• PROBLEM DETAILS: Copy all lines below exactly as written. Leave pictures out.

Element data from apps and pages:

- - -

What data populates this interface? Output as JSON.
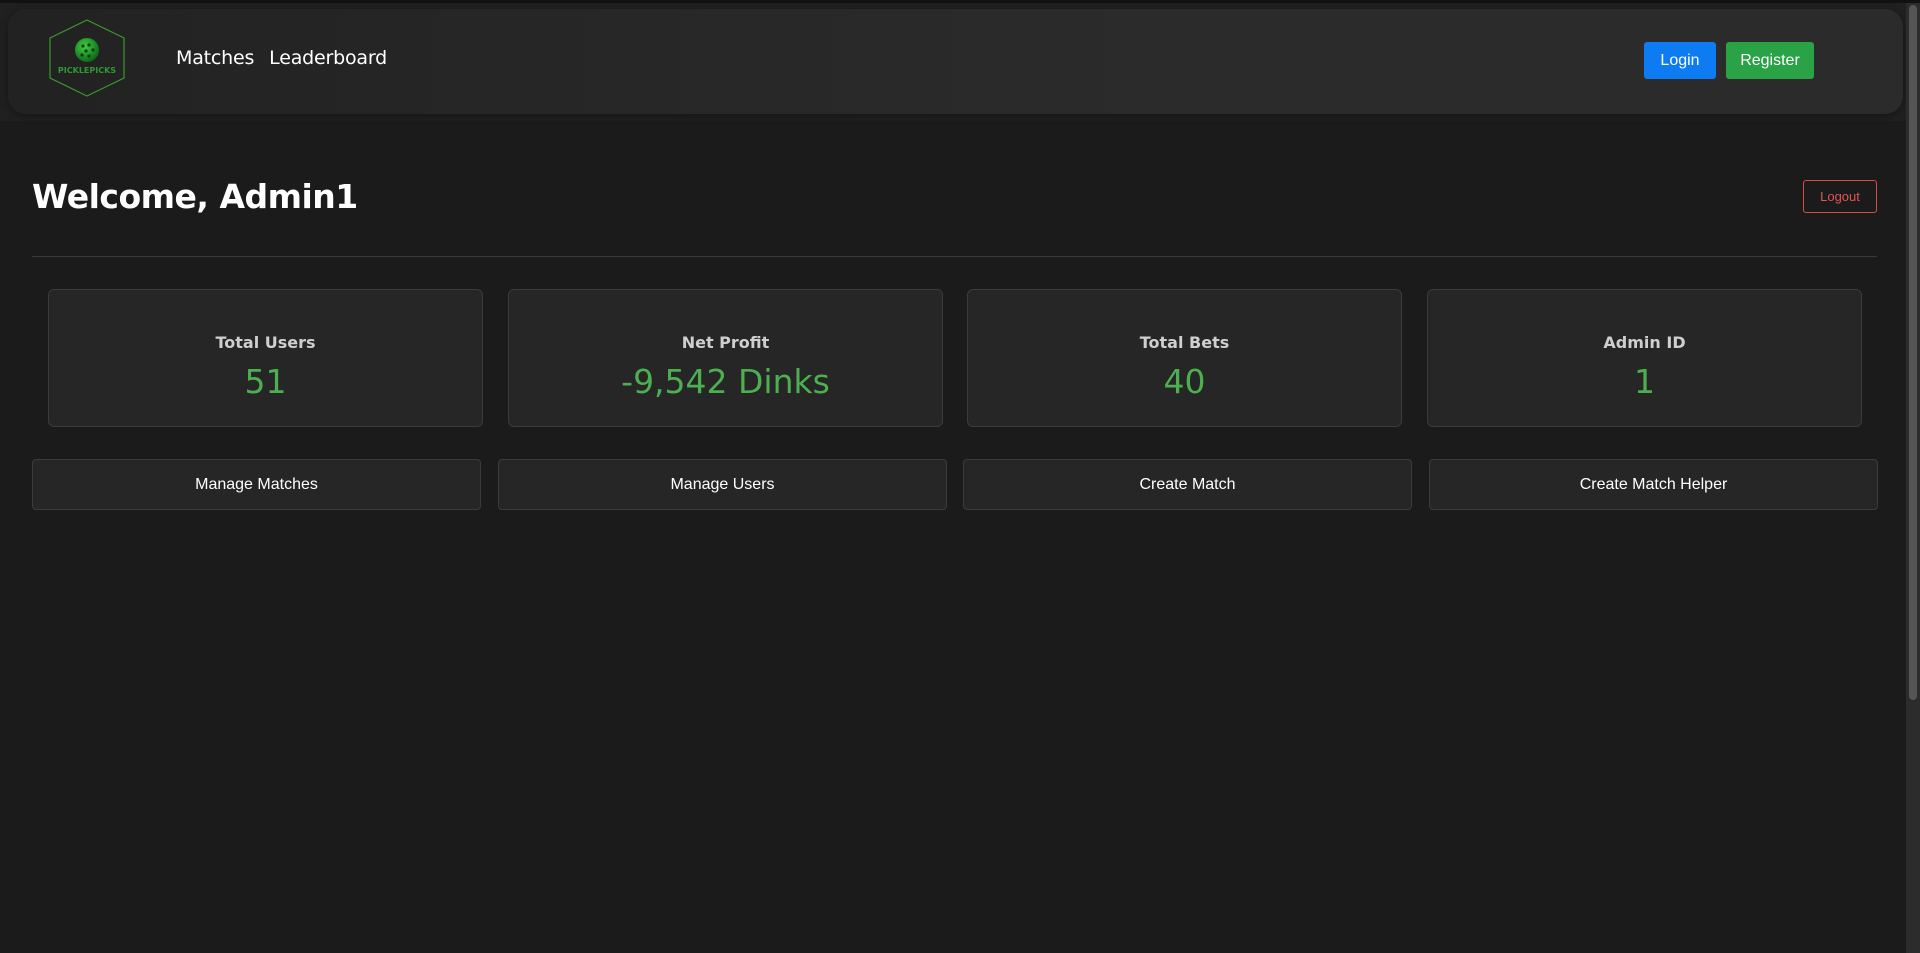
{
  "brand": {
    "logo_text": "PICKLEPICKS"
  },
  "nav": {
    "links": [
      "Matches",
      "Leaderboard"
    ],
    "login_label": "Login",
    "register_label": "Register"
  },
  "dashboard": {
    "welcome": "Welcome, Admin1",
    "logout_label": "Logout",
    "stats": [
      {
        "label": "Total Users",
        "value": "51"
      },
      {
        "label": "Net Profit",
        "value": "-9,542 Dinks"
      },
      {
        "label": "Total Bets",
        "value": "40"
      },
      {
        "label": "Admin ID",
        "value": "1"
      }
    ],
    "actions": [
      "Manage Matches",
      "Manage Users",
      "Create Match",
      "Create Match Helper"
    ]
  },
  "colors": {
    "background": "#1b1b1b",
    "accent_green": "#4caf50",
    "login_blue": "#0d7cf2",
    "register_green": "#2aa246",
    "logout_red": "#d84a4a"
  }
}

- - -

• COMPLETED EXERCISE:
What data populates this interface? Output as JSON.
{
  "brand": {
    "logo_text": "PICKLEPICKS"
  },
  "nav": {
    "links": [
      "Matches",
      "Leaderboard"
    ],
    "login_label": "Login",
    "register_label": "Register"
  },
  "dashboard": {
    "welcome": "Welcome, Admin1",
    "logout_label": "Logout",
    "stats": [
      {
        "label": "Total Users",
        "value": "51"
      },
      {
        "label": "Net Profit",
        "value": "-9,542 Dinks"
      },
      {
        "label": "Total Bets",
        "value": "40"
      },
      {
        "label": "Admin ID",
        "value": "1"
      }
    ],
    "actions": [
      "Manage Matches",
      "Manage Users",
      "Create Match",
      "Create Match Helper"
    ]
  },
  "colors": {
    "background": "#1b1b1b",
    "accent_green": "#4caf50",
    "login_blue": "#0d7cf2",
    "register_green": "#2aa246",
    "logout_red": "#d84a4a"
  }
}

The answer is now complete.